Chairperson, National Assembly Standing Committee on Law and Justice, Riaz Fatyana Tuesday said the Council of Islamic Ideology (CII) need to have women’s representation as the Council takes up issues, mostly related to women.
"The government is trying to introduce panchayat system in the country and alternative dispute resolution laws in the parliament. It will reduce burden on courts and provide transparent, cost effective and speedy justice to the people, especially to women and vulnerable groups," Riaz Fatyana said.
Speaking at a seminar on ‘Understanding Barriers for Women’s Access to Justice in Pakistan’, jointly organized by the Sustainable Development Policy Institute (SDPI) and the UN Women, Pakistan here, Fatyana said there were so many laws to protect rights of women, some of them were even contradictory to each other, a press release said.
These laws required consolidation coupled with setting up a proper process to avoid conflict and provide immediate relief to the women in distress, he added.
He said, "The proposal of Qazi courts is also under consideration of incumbent government, where victim don’t require lawyers and will be provided with affordable and speedy justice." Chairperson, National Council on the Status of the Women (NCSW) Khawar Mumtaz said any dispute resolution system or justice system introduced by the government should be based on consensus and must be backed by a legal and regulatory framework.
She said the scale of the issue of women’s access to justice was much bigger than we imagine.
The challenge for us was to make our society more inclusive, especially for our minorities, who were vulnerable due to lack of access to justice, she added.
Mumtaz said violence and fear of violence were the biggest barriers for women victims to get access to justice, where conviction rate was already negligible.
The Commission had identified three key areas for intervention to ensure women’s access to justice.

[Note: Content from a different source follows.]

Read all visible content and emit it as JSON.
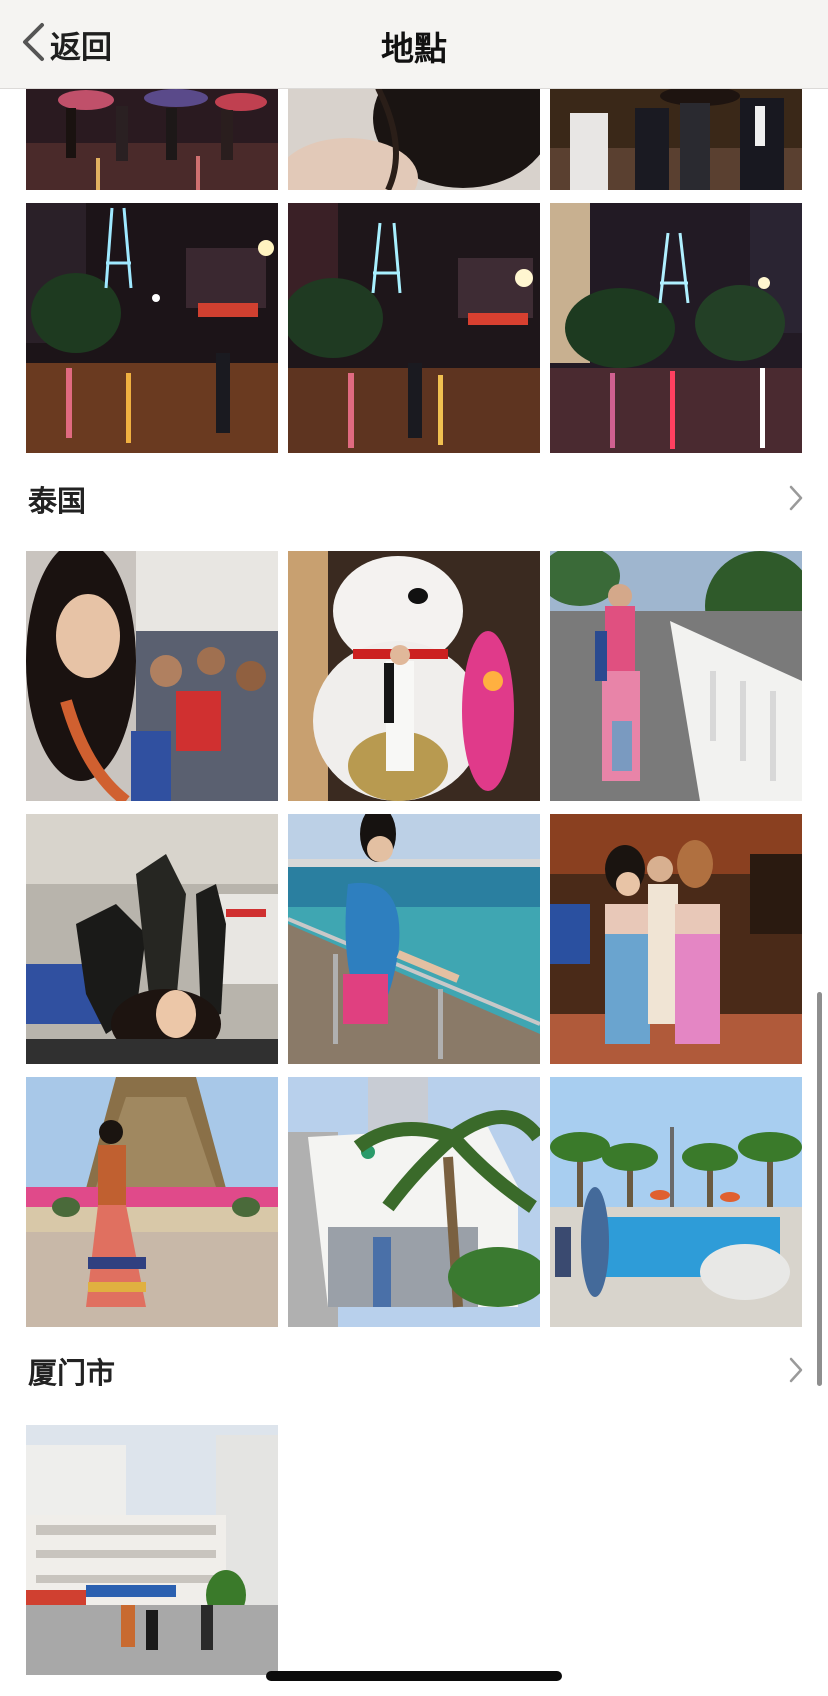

They include: Enhancement of women’s participation at the highest decision-making levels, especially in the courts and other state institutions, Economic empowerment of women and combating all forms of violence against women, she mentioned.

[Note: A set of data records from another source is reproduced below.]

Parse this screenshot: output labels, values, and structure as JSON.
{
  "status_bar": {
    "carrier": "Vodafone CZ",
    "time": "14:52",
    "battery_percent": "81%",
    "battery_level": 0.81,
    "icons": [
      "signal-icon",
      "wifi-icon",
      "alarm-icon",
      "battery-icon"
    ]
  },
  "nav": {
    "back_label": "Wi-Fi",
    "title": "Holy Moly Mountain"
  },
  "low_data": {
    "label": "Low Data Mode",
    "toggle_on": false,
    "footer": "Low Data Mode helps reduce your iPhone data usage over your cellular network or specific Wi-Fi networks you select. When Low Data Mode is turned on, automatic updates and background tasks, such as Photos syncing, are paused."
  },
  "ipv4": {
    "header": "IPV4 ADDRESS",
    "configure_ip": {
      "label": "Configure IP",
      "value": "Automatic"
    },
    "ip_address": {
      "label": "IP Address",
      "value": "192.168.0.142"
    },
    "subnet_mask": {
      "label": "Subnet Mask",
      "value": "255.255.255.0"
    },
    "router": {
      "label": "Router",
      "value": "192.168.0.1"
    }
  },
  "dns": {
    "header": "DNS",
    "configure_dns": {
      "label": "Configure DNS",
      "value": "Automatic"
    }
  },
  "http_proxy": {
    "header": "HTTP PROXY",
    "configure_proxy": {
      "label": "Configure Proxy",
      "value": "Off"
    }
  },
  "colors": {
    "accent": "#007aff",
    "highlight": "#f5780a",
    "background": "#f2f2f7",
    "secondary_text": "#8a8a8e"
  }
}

Former Judge and advocate, Riffat Butt said all social, economic and legal barriers were interconnected and embedded in our traditional social and religious system which discouraged women to raise their voice in getting access to justice.
She urged the government and relevant authorities for the most advanced interpretation of our social and religious customs, norms, values and laws.
Senior Research Associate, SDPI Rabia Manzoor said that though women’s access to justice had been improved over the time, but there were some social, legal and economic challenges which were hindering women’s access to justice.
She said Pakistan was ranked among the second-worst out of 149 countries in the Global Gender Gap Report and ranked at 117 out of 126 countries in Rule of Law ranking by the World Justice Project.